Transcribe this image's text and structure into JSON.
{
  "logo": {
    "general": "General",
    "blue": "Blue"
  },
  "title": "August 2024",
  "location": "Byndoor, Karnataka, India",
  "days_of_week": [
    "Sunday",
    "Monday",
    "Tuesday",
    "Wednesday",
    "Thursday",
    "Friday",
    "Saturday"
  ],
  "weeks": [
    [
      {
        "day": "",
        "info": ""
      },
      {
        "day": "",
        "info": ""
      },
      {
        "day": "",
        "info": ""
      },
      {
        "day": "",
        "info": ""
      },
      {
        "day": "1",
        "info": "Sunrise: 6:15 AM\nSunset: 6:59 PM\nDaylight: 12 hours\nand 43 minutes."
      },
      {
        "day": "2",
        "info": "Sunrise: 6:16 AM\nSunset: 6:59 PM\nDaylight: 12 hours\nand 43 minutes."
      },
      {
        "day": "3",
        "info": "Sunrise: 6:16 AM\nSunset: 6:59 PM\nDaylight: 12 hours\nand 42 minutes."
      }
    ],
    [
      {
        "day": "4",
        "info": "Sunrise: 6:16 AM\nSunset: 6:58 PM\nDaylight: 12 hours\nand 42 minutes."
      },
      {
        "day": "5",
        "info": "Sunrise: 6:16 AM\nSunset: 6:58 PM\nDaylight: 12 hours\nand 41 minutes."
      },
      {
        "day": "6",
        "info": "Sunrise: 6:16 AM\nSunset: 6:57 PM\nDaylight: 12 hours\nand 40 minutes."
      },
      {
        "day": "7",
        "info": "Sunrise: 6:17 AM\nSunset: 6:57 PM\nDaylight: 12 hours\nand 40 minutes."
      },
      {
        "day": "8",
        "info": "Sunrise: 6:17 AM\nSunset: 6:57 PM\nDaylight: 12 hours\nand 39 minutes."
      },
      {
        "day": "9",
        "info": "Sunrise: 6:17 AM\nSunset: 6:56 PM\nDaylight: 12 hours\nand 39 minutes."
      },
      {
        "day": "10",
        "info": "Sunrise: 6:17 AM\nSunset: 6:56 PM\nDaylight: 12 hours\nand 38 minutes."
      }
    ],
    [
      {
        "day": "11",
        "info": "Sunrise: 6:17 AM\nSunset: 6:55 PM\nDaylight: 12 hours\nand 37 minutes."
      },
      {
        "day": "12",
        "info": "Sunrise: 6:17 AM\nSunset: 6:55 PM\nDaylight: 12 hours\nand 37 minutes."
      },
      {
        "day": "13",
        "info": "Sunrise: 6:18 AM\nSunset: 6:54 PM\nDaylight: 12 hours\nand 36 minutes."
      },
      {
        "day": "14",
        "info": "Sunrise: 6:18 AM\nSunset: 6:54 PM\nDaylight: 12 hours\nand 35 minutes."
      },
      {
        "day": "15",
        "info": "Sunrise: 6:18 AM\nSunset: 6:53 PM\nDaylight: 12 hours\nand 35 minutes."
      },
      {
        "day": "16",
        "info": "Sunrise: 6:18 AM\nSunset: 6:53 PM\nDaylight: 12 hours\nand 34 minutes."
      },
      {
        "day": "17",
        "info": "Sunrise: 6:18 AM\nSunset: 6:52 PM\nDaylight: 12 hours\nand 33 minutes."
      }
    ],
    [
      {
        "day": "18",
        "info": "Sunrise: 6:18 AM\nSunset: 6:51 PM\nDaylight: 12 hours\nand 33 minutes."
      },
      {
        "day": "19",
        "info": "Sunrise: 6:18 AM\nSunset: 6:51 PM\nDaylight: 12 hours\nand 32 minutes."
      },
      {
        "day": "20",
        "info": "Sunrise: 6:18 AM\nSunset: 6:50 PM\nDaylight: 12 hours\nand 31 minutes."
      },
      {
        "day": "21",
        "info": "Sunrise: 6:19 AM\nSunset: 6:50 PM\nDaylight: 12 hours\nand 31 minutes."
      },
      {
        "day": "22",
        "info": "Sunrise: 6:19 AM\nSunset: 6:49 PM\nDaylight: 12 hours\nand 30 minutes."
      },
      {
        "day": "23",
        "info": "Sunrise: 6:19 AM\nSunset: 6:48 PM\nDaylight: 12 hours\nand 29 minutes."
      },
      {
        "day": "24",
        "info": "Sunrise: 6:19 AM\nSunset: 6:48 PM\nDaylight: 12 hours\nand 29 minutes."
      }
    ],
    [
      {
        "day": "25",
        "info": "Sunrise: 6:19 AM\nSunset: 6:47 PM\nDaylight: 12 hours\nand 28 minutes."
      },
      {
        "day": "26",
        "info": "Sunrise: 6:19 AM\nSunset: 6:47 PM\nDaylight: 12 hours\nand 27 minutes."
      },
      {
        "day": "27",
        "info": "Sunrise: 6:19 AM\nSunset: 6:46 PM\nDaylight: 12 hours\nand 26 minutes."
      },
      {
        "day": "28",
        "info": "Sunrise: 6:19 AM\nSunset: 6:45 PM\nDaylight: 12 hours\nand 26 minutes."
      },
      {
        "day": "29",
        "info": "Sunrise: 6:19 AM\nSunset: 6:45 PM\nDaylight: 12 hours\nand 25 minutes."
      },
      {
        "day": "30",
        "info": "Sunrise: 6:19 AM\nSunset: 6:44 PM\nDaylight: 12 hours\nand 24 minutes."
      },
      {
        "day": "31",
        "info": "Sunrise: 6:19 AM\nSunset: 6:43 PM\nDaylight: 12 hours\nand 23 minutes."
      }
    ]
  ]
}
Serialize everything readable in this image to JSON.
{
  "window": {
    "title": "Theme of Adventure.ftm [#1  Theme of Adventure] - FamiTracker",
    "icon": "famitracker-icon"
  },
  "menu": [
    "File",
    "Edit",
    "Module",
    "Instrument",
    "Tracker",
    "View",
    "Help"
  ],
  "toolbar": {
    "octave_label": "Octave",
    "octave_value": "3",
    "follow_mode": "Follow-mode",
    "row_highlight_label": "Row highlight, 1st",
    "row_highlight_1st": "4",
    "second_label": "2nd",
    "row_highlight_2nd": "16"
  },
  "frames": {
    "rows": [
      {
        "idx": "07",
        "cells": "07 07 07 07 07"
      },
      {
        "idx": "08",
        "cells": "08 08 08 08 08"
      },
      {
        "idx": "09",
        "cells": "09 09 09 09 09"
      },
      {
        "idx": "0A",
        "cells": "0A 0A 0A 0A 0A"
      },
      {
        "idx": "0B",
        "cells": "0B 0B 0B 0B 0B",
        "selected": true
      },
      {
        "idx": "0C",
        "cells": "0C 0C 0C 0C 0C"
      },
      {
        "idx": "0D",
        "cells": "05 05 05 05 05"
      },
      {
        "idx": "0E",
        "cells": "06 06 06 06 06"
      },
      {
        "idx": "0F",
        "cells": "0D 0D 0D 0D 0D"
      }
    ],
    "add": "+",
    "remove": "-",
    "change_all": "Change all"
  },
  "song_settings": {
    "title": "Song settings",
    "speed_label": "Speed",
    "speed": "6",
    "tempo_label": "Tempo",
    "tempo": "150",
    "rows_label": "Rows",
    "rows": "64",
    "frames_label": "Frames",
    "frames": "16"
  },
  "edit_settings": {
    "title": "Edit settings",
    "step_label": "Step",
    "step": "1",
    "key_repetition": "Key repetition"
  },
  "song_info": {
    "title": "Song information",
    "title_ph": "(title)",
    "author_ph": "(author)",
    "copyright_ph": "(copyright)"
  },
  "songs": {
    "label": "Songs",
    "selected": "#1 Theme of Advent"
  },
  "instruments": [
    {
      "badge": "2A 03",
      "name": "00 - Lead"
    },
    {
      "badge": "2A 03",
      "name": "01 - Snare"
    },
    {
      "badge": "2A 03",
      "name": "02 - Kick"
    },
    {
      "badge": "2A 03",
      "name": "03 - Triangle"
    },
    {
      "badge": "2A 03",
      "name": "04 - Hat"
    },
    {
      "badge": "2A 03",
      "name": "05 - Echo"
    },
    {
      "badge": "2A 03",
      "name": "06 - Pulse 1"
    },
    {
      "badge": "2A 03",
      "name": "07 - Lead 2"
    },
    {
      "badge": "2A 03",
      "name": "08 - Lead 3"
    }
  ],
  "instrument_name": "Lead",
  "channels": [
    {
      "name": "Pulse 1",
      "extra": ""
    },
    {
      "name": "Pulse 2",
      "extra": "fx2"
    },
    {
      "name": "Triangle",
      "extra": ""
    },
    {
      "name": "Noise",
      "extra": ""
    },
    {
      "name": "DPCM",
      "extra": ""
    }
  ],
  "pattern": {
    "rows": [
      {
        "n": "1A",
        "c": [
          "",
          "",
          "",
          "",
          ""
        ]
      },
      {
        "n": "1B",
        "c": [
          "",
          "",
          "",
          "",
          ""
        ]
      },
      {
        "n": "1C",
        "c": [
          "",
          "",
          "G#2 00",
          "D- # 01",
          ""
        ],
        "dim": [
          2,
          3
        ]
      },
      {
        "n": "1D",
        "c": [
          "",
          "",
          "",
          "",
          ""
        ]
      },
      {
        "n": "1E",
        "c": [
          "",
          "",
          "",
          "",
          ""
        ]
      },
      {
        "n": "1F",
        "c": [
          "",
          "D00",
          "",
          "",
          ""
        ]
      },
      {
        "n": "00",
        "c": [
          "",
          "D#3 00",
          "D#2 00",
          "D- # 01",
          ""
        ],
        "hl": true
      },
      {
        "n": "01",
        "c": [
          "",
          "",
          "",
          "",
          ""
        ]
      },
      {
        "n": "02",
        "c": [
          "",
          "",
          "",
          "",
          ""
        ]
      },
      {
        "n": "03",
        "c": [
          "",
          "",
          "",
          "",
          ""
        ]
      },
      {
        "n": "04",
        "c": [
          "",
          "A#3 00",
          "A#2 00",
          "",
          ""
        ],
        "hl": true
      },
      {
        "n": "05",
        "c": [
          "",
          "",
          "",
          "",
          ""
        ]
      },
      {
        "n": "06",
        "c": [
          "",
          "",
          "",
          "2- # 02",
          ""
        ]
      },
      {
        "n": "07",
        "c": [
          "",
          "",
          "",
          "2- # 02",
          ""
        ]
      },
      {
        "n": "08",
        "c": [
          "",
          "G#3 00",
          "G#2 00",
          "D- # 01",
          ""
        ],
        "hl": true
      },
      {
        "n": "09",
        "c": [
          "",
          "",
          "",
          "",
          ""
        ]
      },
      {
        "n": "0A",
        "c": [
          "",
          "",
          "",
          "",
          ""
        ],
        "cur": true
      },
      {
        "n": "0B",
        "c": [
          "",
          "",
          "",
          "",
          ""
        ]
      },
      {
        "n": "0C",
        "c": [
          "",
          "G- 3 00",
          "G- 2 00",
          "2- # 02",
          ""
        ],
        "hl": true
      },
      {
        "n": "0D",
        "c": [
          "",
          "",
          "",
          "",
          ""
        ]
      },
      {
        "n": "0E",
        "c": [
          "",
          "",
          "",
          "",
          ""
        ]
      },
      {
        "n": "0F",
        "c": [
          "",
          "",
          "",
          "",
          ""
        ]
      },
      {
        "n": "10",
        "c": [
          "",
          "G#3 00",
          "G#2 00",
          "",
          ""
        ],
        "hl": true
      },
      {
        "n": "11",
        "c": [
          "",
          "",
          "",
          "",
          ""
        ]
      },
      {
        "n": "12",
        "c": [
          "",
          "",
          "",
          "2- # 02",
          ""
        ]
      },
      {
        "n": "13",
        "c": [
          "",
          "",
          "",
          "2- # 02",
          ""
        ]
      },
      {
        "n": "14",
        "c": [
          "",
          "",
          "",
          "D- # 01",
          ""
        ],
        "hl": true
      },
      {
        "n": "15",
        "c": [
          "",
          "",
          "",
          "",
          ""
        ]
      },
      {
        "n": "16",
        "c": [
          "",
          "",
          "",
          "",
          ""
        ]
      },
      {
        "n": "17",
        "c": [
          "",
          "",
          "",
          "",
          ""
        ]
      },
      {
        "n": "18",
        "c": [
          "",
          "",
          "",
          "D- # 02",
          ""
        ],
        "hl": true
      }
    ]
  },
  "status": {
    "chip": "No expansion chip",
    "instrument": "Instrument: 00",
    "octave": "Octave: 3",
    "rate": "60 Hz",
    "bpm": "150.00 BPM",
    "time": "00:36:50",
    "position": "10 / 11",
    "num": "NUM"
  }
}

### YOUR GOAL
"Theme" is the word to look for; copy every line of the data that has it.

### ANSWER TO THIS TASK
    "title": "Theme of Adventure.ftm [#1  Theme of Adventure] - FamiTracker",
    "selected": "#1 Theme of Advent"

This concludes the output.